Q: What do you see as DISA's major challenges related to its network infrastructure, and how are you addressing these challenges?One of the largest challenges we have, which I would argue anybody would have, is configuration management. As much as you try to do it, you don't get it right and you always have these weaknesses. Configuration management and troubleshooting are dependent on databases, and databases are always rife with challenges, errors and the like. We've deployed an integrated network management system that has helped us see across layers from the functional layer to the physical layer. But in helping it also magnified the configuration management challenge because it's reliant on the configuration management processes of an IP infrastructure and a voice infrastructure. Well, you think those two configuration management databases were built the same way? Of course not, so we're trying to bring them together.

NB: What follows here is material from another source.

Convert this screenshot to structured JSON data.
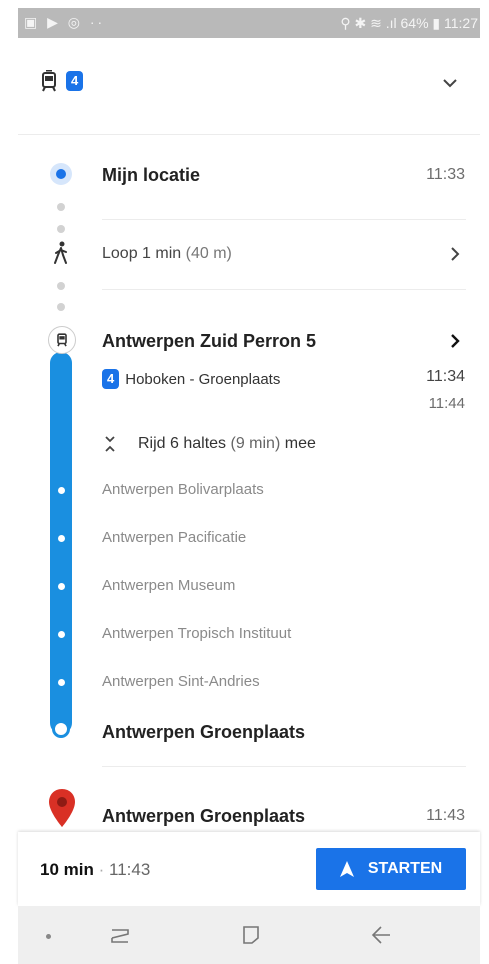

Q: How has your view of managing the Department of Defense's network infrastructure changed since Sept. 11?For us, the war is still on. We feel very, very strongly, and consequently we are enormously focused on the battlefield and our support for the battlefield. So post-9/11, the fact of the matter is our operators, our network managers, our provisioning processes - all are focused with much greater intensity on supporting what is in Southwest Asia. Being extra sensitive to any anomalies that are detected so as to respond quickly. That's probably the main change.
Q: What lessons have you learned about DISN in the ongoing Afghanistan operation? And how might DISN change in response?Because of our bandwidth increase going into Southwest Asia, we're heavily dependent on commercial satellite solutions. So our ability to get transponders quickly has served us well. An after-action report is going to be: As soon as you smell anything happening, go after transponders. We've been able to get the capacity we've needed, but of course this is an extremely expensive proposition for us.
We also validated that video teleconferencing is a command and control system. It is not administrative in any sense of the word. The services and agencies have come to grips with the fact that sitting there, seeing somebody, seeing their body language is almost as important as hearing their words.